I owe the Regina Leader-Post newsroom a lot. I'm going to miss my colleagues. I'm grateful to have found work I enjoy, and that suits me. I'm going to keep making pictures, just on my own now. If I can make it freelancing for as long as I was at the LP (nearly seven years), I'll consider it a huge success. :-)

The Market

I wish photographers in this city would stop taking jobs for such cheap rates. I recently bid on a job, and brought my prices down to the "any lower and I won't respect myself" level, and still got beat by photogs pretty much working for poverty rates.

Artist Statement

Light Passing Through Glass

Light Passing Through Glass is a fine art exhibit of original digital images created by Michael Bell. Each photo is a single exposure, made with a flashlight, a magnifying glass, and a marble. The first show took place at the Hague Gallery in Regina, Saskatchewan in March and April 2015. 

Artist Statement for Light Passing Through Glass

A typical scene from a Greg Miller photoshoot. Near Indian Head, August 2014.

During the past year, my friend and photographer Greg Miller invited me to lend a hand on some of his photoshoots. Greg’s pictures tend to be long-exposures shot at night, in or near abandoned houses, and often feature strange scenes lit with unusual light. Being at these shoots throughout 2014 got me thinking about creative ways to make long-exposure images, but on a smaller scale. I bought a bag of marbles and a magnifying glass from CMS and began to play. Three months later (and too much time alone in a dark room), I made enough images to present what I’ve decided to call: Light Passing Through Glass.

An early attempt at focusing light on a marble. Oct. 23, 2014

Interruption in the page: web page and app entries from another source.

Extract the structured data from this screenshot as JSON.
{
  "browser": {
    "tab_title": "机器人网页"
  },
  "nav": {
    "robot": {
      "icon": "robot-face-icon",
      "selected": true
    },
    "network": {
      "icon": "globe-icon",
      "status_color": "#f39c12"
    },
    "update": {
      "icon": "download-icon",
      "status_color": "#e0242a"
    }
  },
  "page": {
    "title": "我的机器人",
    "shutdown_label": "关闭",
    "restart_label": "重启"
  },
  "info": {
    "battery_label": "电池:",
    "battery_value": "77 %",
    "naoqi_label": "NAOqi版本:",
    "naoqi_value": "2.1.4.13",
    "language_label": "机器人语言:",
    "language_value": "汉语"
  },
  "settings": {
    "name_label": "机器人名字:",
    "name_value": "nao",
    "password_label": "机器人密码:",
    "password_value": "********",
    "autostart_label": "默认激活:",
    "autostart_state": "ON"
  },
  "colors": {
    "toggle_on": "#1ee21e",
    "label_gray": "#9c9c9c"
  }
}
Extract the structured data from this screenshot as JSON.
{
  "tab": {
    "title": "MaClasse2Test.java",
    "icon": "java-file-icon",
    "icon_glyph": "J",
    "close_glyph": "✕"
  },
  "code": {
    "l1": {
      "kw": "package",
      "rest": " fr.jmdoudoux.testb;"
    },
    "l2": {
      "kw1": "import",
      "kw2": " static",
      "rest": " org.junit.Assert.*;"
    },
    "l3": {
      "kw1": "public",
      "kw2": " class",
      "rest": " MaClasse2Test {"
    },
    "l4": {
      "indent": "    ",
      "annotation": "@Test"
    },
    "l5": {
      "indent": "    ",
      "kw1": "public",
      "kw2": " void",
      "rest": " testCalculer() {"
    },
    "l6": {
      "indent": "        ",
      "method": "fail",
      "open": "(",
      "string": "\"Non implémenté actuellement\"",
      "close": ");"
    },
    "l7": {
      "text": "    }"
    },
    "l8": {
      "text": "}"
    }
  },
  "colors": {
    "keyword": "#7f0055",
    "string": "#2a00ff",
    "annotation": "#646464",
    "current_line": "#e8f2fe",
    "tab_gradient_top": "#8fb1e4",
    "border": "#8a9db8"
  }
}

The images are made from three parts. First, a small flashlight served as the light source. Second, the light passed through a magnifying glass. In some of the pictures, the magnifying glass focused the light on a marble; in others, the light was focused into or near the camera’s lens. Third, each picture was a single long-exposure, from one second up to 30 seconds in duration. Some of the effects were achieved by: focusing the light directly onto the camera’s sensor; changing the focal length of the lens during the exposure; spinning the marble; spraying water near or onto the magnifying glass. The images were edited to enhance colours, to sharpen and add contrast, but the subject itself looks as it did when it was captured by the camera*.

The thing I enjoyed most about doing this project was the way that one idea led to another. I put the magnifying glass in-between the camera and the lightsource: I wonder what that would look like? Snap, snap, snap. Then I saw that the magnifying glass could focus the light onto an object, like a marble! Snap, snap, snap. Then I wondered: what would happen if I spun the marble during the exposure? Snap, snap, snap. What if I could use water? What about changing the focal length?  Snap, snap, and snap. It was so satisfying to discover new results from previous ideas. I hope you enjoy the show.

*One exception: in the original capture of “Light #2”, the handle of the magnifying glass could be faintly seen. It was erased during editing.

Artist Bio

Michael Bell is a weekend news photographer for the Regina Leader-Post, as well as a freelance photographer for The Canadian Press and The Globe and Mail. Light Passing Through Glass is his first fine art exhibition.